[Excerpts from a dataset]
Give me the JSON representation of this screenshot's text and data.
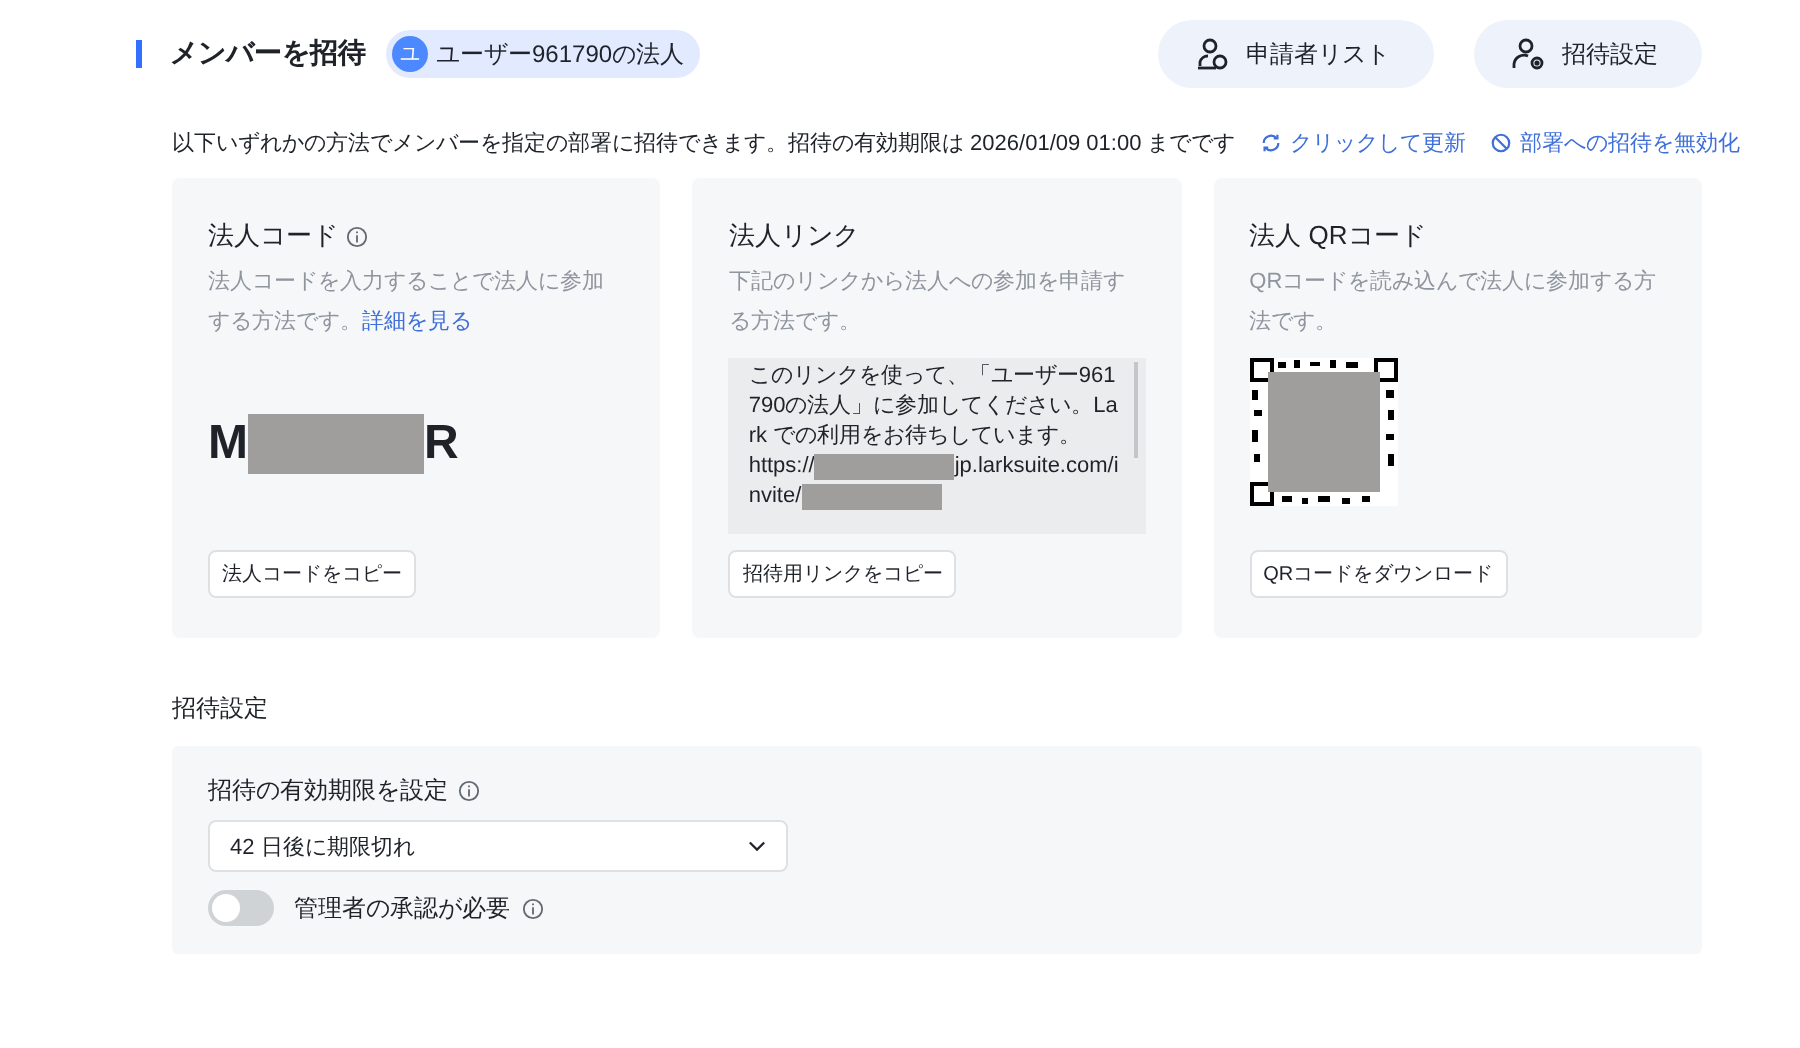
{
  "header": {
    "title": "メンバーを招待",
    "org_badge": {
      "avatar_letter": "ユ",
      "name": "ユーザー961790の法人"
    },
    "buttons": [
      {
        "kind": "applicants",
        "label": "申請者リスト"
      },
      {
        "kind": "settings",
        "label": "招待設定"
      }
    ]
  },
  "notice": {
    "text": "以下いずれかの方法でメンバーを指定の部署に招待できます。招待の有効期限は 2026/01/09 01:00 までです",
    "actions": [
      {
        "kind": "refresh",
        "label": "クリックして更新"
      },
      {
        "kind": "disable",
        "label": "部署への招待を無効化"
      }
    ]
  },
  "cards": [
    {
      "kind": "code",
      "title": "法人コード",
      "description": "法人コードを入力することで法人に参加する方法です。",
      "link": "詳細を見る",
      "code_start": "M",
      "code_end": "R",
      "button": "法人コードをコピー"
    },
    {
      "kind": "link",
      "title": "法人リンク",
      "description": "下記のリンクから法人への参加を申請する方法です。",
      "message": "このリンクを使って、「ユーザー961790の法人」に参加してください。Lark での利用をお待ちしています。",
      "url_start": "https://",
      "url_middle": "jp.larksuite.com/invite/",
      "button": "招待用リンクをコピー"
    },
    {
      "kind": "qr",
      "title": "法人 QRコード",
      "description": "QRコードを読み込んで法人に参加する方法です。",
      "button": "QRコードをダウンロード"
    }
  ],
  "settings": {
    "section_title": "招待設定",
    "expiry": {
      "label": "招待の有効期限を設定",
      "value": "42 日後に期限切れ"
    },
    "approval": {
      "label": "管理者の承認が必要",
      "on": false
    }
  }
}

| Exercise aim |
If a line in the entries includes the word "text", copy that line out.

| Completed task |
Give me the JSON representation of this screenshot's text and data.
    "text": "以下いずれかの方法でメンバーを指定の部署に招待できます。招待の有効期限は 2026/01/09 01:00 までです",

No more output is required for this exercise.